Label: Invictus Productions
From Finland emerges 80’s German thrash retro black death metal occultists/artists Obscure Burial and their earthquake-inducing 2014 release, Epiphany. Everyone’s guilty of having gushed over a lesser band while in a good mood every so often, but Obscure Burial’s latest is sure to bring a smile on the face of any retro metal fan within a kilometer radius, as this album absolutely destroys the way 80s thrashers Kreator caused a stir in the underground with their classic, Pleasure to Kill. Epiphany sounds like a soundtrack to a ghoul’s cemetery debauchery of dead bodies, with its searing riffs, guitar squeals and pulverizing drums. Make no mistake…if you like the type of retro metal that spawned the black and death metal genres as we know them, you must check this band out!

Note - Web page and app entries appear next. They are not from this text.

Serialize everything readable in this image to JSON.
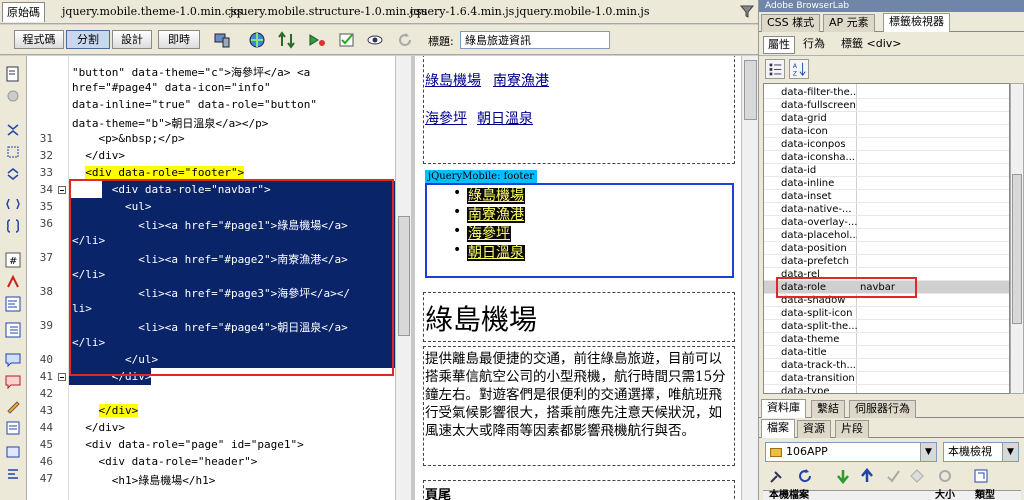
{
  "doc_tabs": [
    "原始碼",
    "jquery.mobile.theme-1.0.min.css",
    "jquery.mobile.structure-1.0.min.css",
    "jquery-1.6.4.min.js",
    "jquery.mobile-1.0.min.js"
  ],
  "toolbar": {
    "code_label": "程式碼",
    "split_label": "分割",
    "design_label": "設計",
    "live_label": "即時",
    "title_label": "標題:",
    "title_value": "綠島旅遊資訊"
  },
  "code_lines": [
    {
      "num": "",
      "text": "\"button\" data-theme=\"c\">海參坪</a> <a"
    },
    {
      "num": "",
      "text": "href=\"#page4\" data-icon=\"info\""
    },
    {
      "num": "",
      "text": "data-inline=\"true\" data-role=\"button\""
    },
    {
      "num": "",
      "text": "data-theme=\"b\">朝日溫泉</a></p>"
    },
    {
      "num": "31",
      "text": "    <p>&nbsp;</p>"
    },
    {
      "num": "32",
      "text": "  </div>"
    },
    {
      "num": "33",
      "text": "  <div data-role=\"footer\">"
    },
    {
      "num": "34",
      "text": "      <div data-role=\"navbar\">"
    },
    {
      "num": "35",
      "text": "        <ul>"
    },
    {
      "num": "36",
      "text": "          <li><a href=\"#page1\">綠島機場</a>"
    },
    {
      "num": "",
      "text": "</li>"
    },
    {
      "num": "37",
      "text": "          <li><a href=\"#page2\">南寮漁港</a>"
    },
    {
      "num": "",
      "text": "</li>"
    },
    {
      "num": "38",
      "text": "          <li><a href=\"#page3\">海參坪</a></"
    },
    {
      "num": "",
      "text": "li>"
    },
    {
      "num": "39",
      "text": "          <li><a href=\"#page4\">朝日溫泉</a>"
    },
    {
      "num": "",
      "text": "</li>"
    },
    {
      "num": "40",
      "text": "        </ul>"
    },
    {
      "num": "41",
      "text": "      </div>"
    },
    {
      "num": "42",
      "text": ""
    },
    {
      "num": "43",
      "text": "    </div>"
    },
    {
      "num": "44",
      "text": "  </div>"
    },
    {
      "num": "45",
      "text": "  <div data-role=\"page\" id=\"page1\">"
    },
    {
      "num": "46",
      "text": "    <div data-role=\"header\">"
    },
    {
      "num": "47",
      "text": "      <h1>綠島機場</h1>"
    }
  ],
  "design": {
    "link_row1": [
      "綠島機場",
      "南寮漁港"
    ],
    "link_row2": [
      "海參坪",
      "朝日溫泉"
    ],
    "footer_tag": "jQueryMobile: footer",
    "nav_items": [
      "綠島機場",
      "南寮漁港",
      "海參坪",
      "朝日溫泉"
    ],
    "heading": "綠島機場",
    "paragraph": "提供離島最便捷的交通，前往綠島旅遊，目前可以搭乘華信航空公司的小型飛機，航行時間只需15分鐘左右。對遊客們是很便利的交通選擇，唯航班飛行受氣候影響很大，搭乘前應先注意天候狀況，如風速太大或降雨等因素都影響飛機航行與否。",
    "footer_heading": "頁尾"
  },
  "right_panel": {
    "top_title": "Adobe BrowserLab",
    "tabs": [
      "CSS 樣式",
      "AP 元素",
      "標籤檢視器"
    ],
    "sub_tabs": [
      "屬性",
      "行為"
    ],
    "tag_label": "標籤 <div>",
    "properties": [
      {
        "name": "data-filter-the...",
        "value": ""
      },
      {
        "name": "data-fullscreen",
        "value": ""
      },
      {
        "name": "data-grid",
        "value": ""
      },
      {
        "name": "data-icon",
        "value": ""
      },
      {
        "name": "data-iconpos",
        "value": ""
      },
      {
        "name": "data-iconsha...",
        "value": ""
      },
      {
        "name": "data-id",
        "value": ""
      },
      {
        "name": "data-inline",
        "value": ""
      },
      {
        "name": "data-inset",
        "value": ""
      },
      {
        "name": "data-native-...",
        "value": ""
      },
      {
        "name": "data-overlay-...",
        "value": ""
      },
      {
        "name": "data-placehol...",
        "value": ""
      },
      {
        "name": "data-position",
        "value": ""
      },
      {
        "name": "data-prefetch",
        "value": ""
      },
      {
        "name": "data-rel",
        "value": ""
      },
      {
        "name": "data-role",
        "value": "navbar"
      },
      {
        "name": "data-shadow",
        "value": ""
      },
      {
        "name": "data-split-icon",
        "value": ""
      },
      {
        "name": "data-split-the...",
        "value": ""
      },
      {
        "name": "data-theme",
        "value": ""
      },
      {
        "name": "data-title",
        "value": ""
      },
      {
        "name": "data-track-th...",
        "value": ""
      },
      {
        "name": "data-transition",
        "value": ""
      },
      {
        "name": "data-type",
        "value": ""
      }
    ],
    "lower_tabs": [
      "資料庫",
      "繫結",
      "伺服器行為"
    ],
    "files_tabs": [
      "檔案",
      "資源",
      "片段"
    ],
    "site_name": "106APP",
    "view_mode": "本機檢視",
    "files_header": [
      "本機檔案",
      "大小",
      "類型"
    ]
  }
}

Every once in a while, a band comes along with demo releases no one’s heard of, and that instantly puts the kvlt back in a record collection full of questionable albums. One listen to Epiphany will separate the aficionados from the iTunes metal fans looking for the real thing just for the sake of telling their friends. Obscure Burial have had three excellent demo releases, and deserve a chance at recording some full-length material, if only for the trve fans!
How can I describe Obscure Burial and this four-song release in a nutshell? Intense. Spirited. Essential. If you’re a retro nut, or a fan of pioneering albums like Pleasure to Kill, Epiphany is a must-have. It takes you back to the battlefield of severed limbs and blood-fed stalks of grass, the way thrash progenitors in the underground had once captured the spirit of WWII with their sound.

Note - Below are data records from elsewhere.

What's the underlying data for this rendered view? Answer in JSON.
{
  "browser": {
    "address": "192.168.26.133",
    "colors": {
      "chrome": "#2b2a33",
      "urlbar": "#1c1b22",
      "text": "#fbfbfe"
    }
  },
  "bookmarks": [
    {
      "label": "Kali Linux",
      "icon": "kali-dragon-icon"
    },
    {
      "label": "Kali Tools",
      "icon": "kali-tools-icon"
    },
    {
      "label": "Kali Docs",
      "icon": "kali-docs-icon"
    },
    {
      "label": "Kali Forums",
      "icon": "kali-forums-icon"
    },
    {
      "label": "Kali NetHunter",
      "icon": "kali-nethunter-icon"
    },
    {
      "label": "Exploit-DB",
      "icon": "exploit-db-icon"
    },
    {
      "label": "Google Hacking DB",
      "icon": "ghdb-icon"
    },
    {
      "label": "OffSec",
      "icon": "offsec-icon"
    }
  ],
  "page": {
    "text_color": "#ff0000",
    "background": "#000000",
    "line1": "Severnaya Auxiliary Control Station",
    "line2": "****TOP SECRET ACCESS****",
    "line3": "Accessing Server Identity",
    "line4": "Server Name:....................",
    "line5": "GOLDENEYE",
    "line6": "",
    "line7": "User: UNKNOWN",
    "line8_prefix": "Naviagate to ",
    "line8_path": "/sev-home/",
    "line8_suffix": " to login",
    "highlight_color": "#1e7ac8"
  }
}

Props to the drummer in particular for the full-on assault and battery on his drumkit. The production is quite raw and the album sounds like it was recorded live on the first take. Hey, if it was good enough for Venom, why can’t trve bands use the same method?

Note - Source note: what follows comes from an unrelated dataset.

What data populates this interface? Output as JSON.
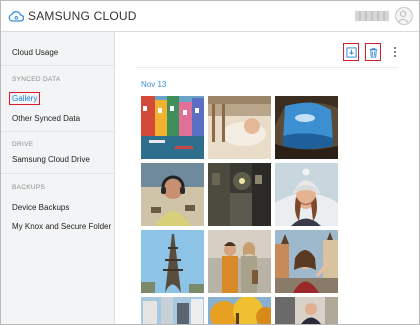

Guitars squeal and feedback occasionally roars out of the speakers, especially at the endings of songs. The bass was buried in the mix to help the album sound truly necro 80’s style, and the move is brilliant. While pioneering bands like Kreator and Slayer have gone on to record in posh studios, bands like Obscure Burial make albums that sound like they were recorded in someone’s basement. No kidding! Blast this in your garage while working on your car or something and feel the spirit of the 80’s possess your soul.
When the band flies through a faster section of a song, they absolutely obliterate. When they slow down, the riffs sound like monoliths crashing down a canyon towards helpless tourists. The vocals sound like a mix of black and death, with a rasp and blood-curdling scream that straps Justin Bieber fans onto conveyer belts heading for spinning steel blades.
There are only four songs on this release, but hey, once your boom box is dead after repeated listens of this album, you might want to find a hospital that treats cranial hemorrhages as well. This doesn’t make you bop to the music like you’re playing Coolio – this is certain to collect some collateral damage from your living room.
The feedback closing the album is another highlight. It’s one thing to make the amps shriek aimlessly, but Obscure Burial does a nice job of extracting some melody out of it. It could mean taking your last set of Dramamine pills for the week after a listen.